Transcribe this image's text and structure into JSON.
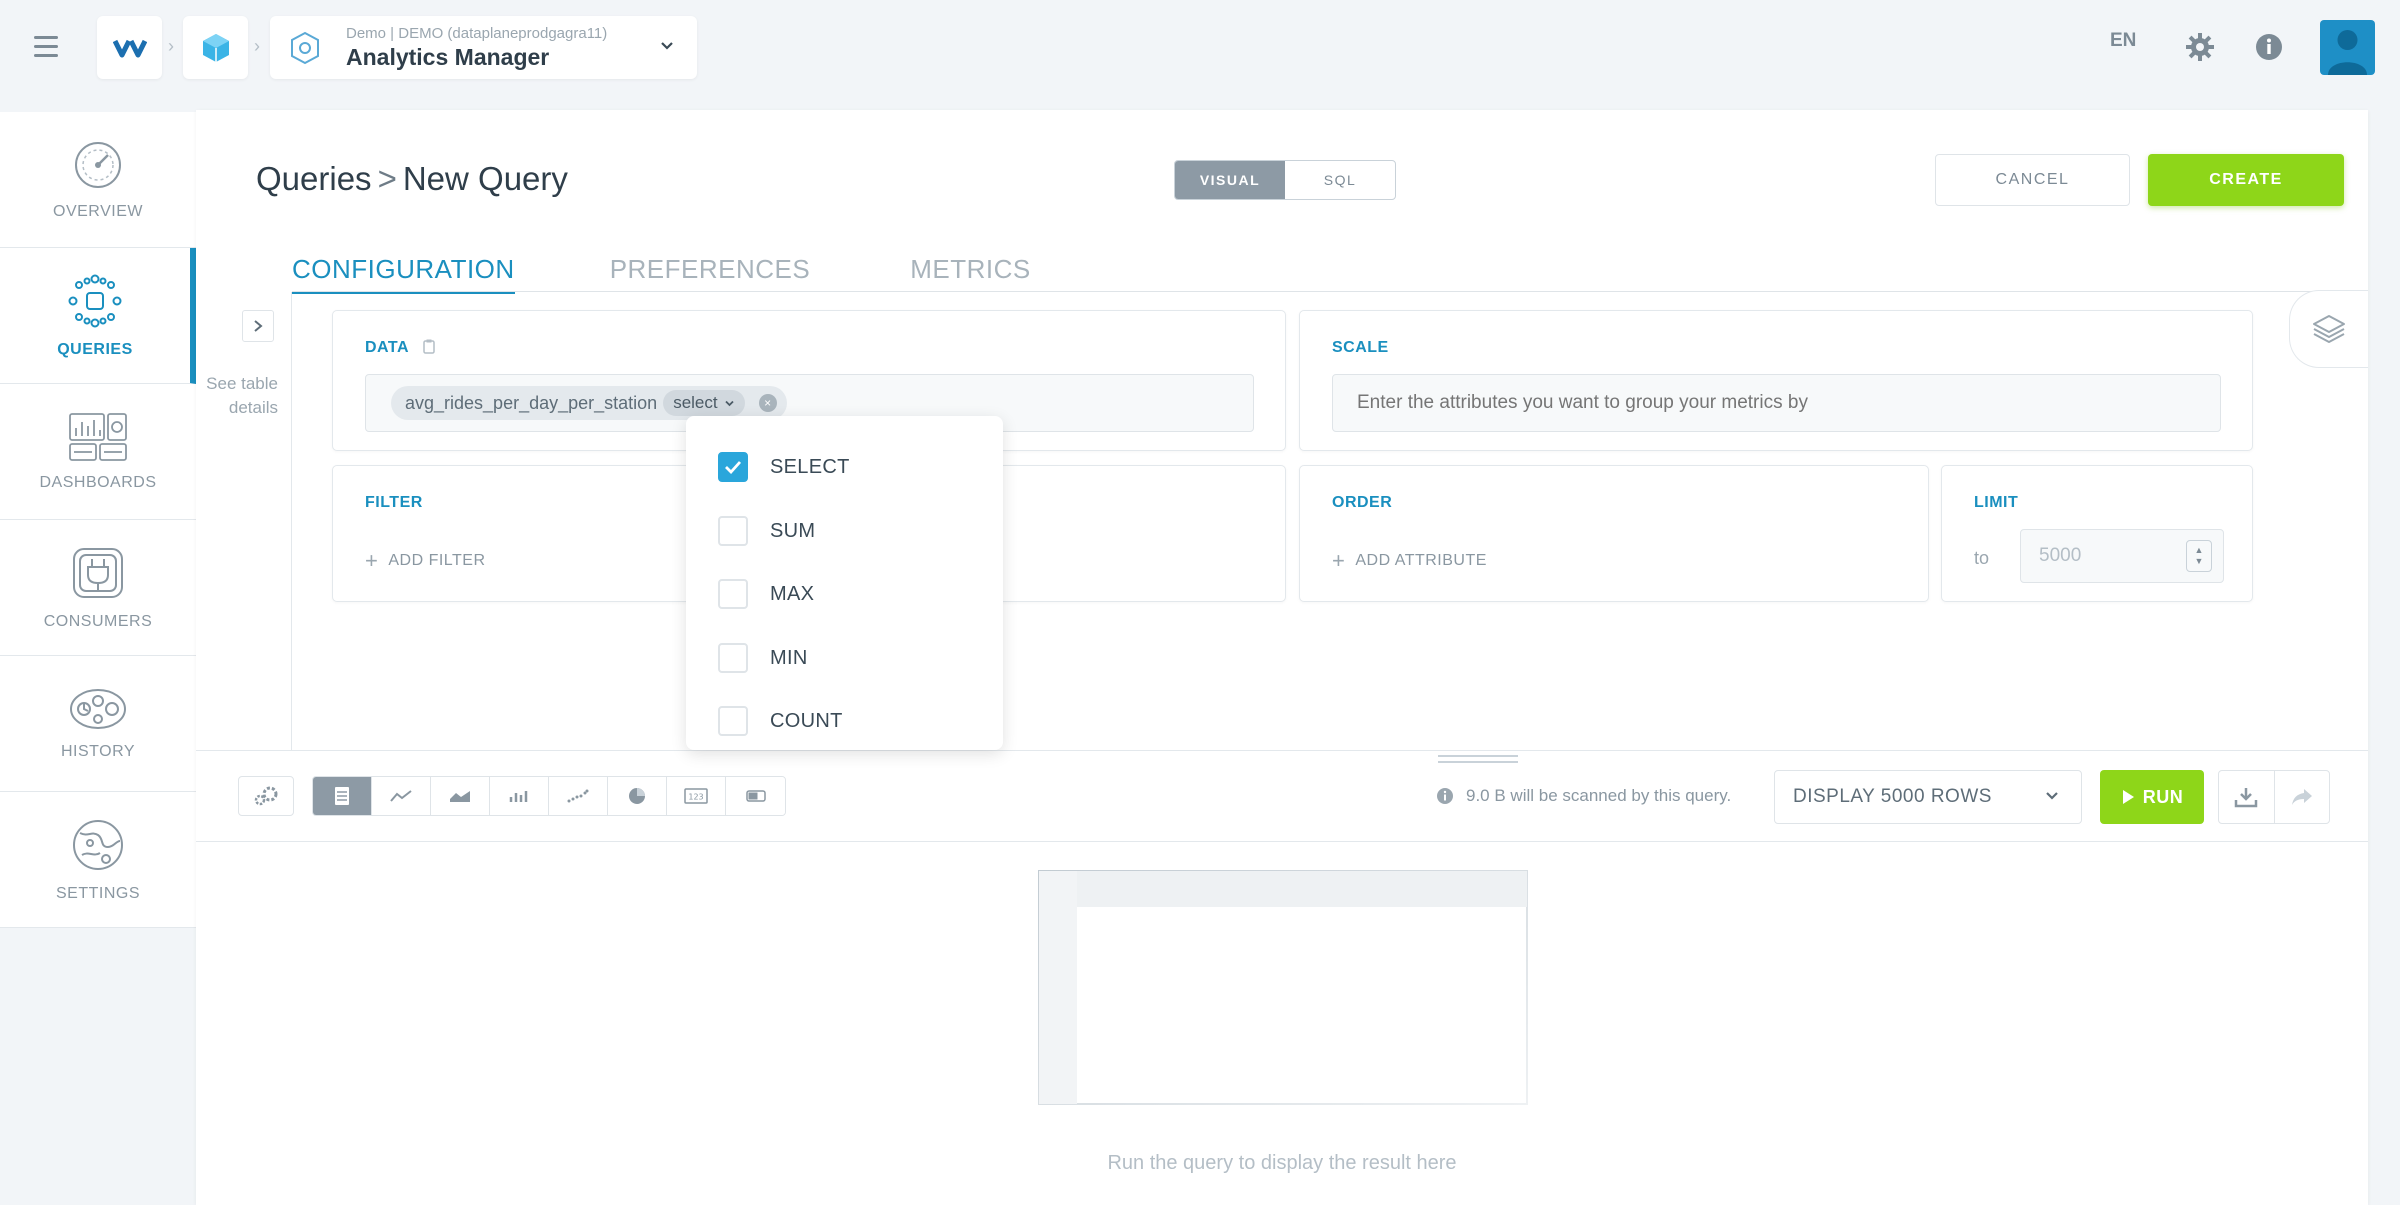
{
  "topbar": {
    "app_subtitle": "Demo | DEMO (dataplaneprodgagra11)",
    "app_title": "Analytics Manager",
    "language": "EN"
  },
  "sidenav": {
    "items": [
      {
        "label": "OVERVIEW",
        "icon": "gauge-icon"
      },
      {
        "label": "QUERIES",
        "icon": "network-icon",
        "active": true
      },
      {
        "label": "DASHBOARDS",
        "icon": "dashboard-icon"
      },
      {
        "label": "CONSUMERS",
        "icon": "plug-icon"
      },
      {
        "label": "HISTORY",
        "icon": "history-icon"
      },
      {
        "label": "SETTINGS",
        "icon": "globe-settings-icon"
      }
    ]
  },
  "header": {
    "breadcrumb_parent": "Queries",
    "breadcrumb_separator": ">",
    "breadcrumb_current": "New Query",
    "mode_visual": "VISUAL",
    "mode_sql": "SQL",
    "cancel_label": "CANCEL",
    "create_label": "CREATE"
  },
  "tabs": [
    {
      "label": "CONFIGURATION",
      "active": true
    },
    {
      "label": "PREFERENCES",
      "active": false
    },
    {
      "label": "METRICS",
      "active": false
    }
  ],
  "side_details": {
    "line1": "See table",
    "line2": "details"
  },
  "data_card": {
    "title": "DATA",
    "chip_label": "avg_rides_per_day_per_station",
    "chip_select": "select"
  },
  "scale_card": {
    "title": "SCALE",
    "placeholder": "Enter the attributes you want to group your metrics by"
  },
  "filter_card": {
    "title": "FILTER",
    "add_label": "ADD FILTER"
  },
  "order_card": {
    "title": "ORDER",
    "add_label": "ADD ATTRIBUTE"
  },
  "limit_card": {
    "title": "LIMIT",
    "to_label": "to",
    "value": "5000"
  },
  "aggregation_dropdown": {
    "options": [
      {
        "label": "SELECT",
        "checked": true
      },
      {
        "label": "SUM",
        "checked": false
      },
      {
        "label": "MAX",
        "checked": false
      },
      {
        "label": "MIN",
        "checked": false
      },
      {
        "label": "COUNT",
        "checked": false
      }
    ]
  },
  "toolbar": {
    "scan_info": "9.0 B will be scanned by this query.",
    "rows_select": "DISPLAY 5000 ROWS",
    "run_label": "RUN"
  },
  "result": {
    "message": "Run the query to display the result here"
  },
  "colors": {
    "accent": "#1a8fbf",
    "primary_green": "#8ed619",
    "checkbox_blue": "#2aa6db"
  }
}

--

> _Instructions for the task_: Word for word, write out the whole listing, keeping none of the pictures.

> _Exercise result_:
Transcribe this image's text and structure into JSON.
{
  "topbar": {
    "app_subtitle": "Demo | DEMO (dataplaneprodgagra11)",
    "app_title": "Analytics Manager",
    "language": "EN"
  },
  "sidenav": {
    "items": [
      {
        "label": "OVERVIEW",
        "icon": "gauge-icon"
      },
      {
        "label": "QUERIES",
        "icon": "network-icon",
        "active": true
      },
      {
        "label": "DASHBOARDS",
        "icon": "dashboard-icon"
      },
      {
        "label": "CONSUMERS",
        "icon": "plug-icon"
      },
      {
        "label": "HISTORY",
        "icon": "history-icon"
      },
      {
        "label": "SETTINGS",
        "icon": "globe-settings-icon"
      }
    ]
  },
  "header": {
    "breadcrumb_parent": "Queries",
    "breadcrumb_separator": ">",
    "breadcrumb_current": "New Query",
    "mode_visual": "VISUAL",
    "mode_sql": "SQL",
    "cancel_label": "CANCEL",
    "create_label": "CREATE"
  },
  "tabs": [
    {
      "label": "CONFIGURATION",
      "active": true
    },
    {
      "label": "PREFERENCES",
      "active": false
    },
    {
      "label": "METRICS",
      "active": false
    }
  ],
  "side_details": {
    "line1": "See table",
    "line2": "details"
  },
  "data_card": {
    "title": "DATA",
    "chip_label": "avg_rides_per_day_per_station",
    "chip_select": "select"
  },
  "scale_card": {
    "title": "SCALE",
    "placeholder": "Enter the attributes you want to group your metrics by"
  },
  "filter_card": {
    "title": "FILTER",
    "add_label": "ADD FILTER"
  },
  "order_card": {
    "title": "ORDER",
    "add_label": "ADD ATTRIBUTE"
  },
  "limit_card": {
    "title": "LIMIT",
    "to_label": "to",
    "value": "5000"
  },
  "aggregation_dropdown": {
    "options": [
      {
        "label": "SELECT",
        "checked": true
      },
      {
        "label": "SUM",
        "checked": false
      },
      {
        "label": "MAX",
        "checked": false
      },
      {
        "label": "MIN",
        "checked": false
      },
      {
        "label": "COUNT",
        "checked": false
      }
    ]
  },
  "toolbar": {
    "scan_info": "9.0 B will be scanned by this query.",
    "rows_select": "DISPLAY 5000 ROWS",
    "run_label": "RUN"
  },
  "result": {
    "message": "Run the query to display the result here"
  },
  "colors": {
    "accent": "#1a8fbf",
    "primary_green": "#8ed619",
    "checkbox_blue": "#2aa6db"
  }
}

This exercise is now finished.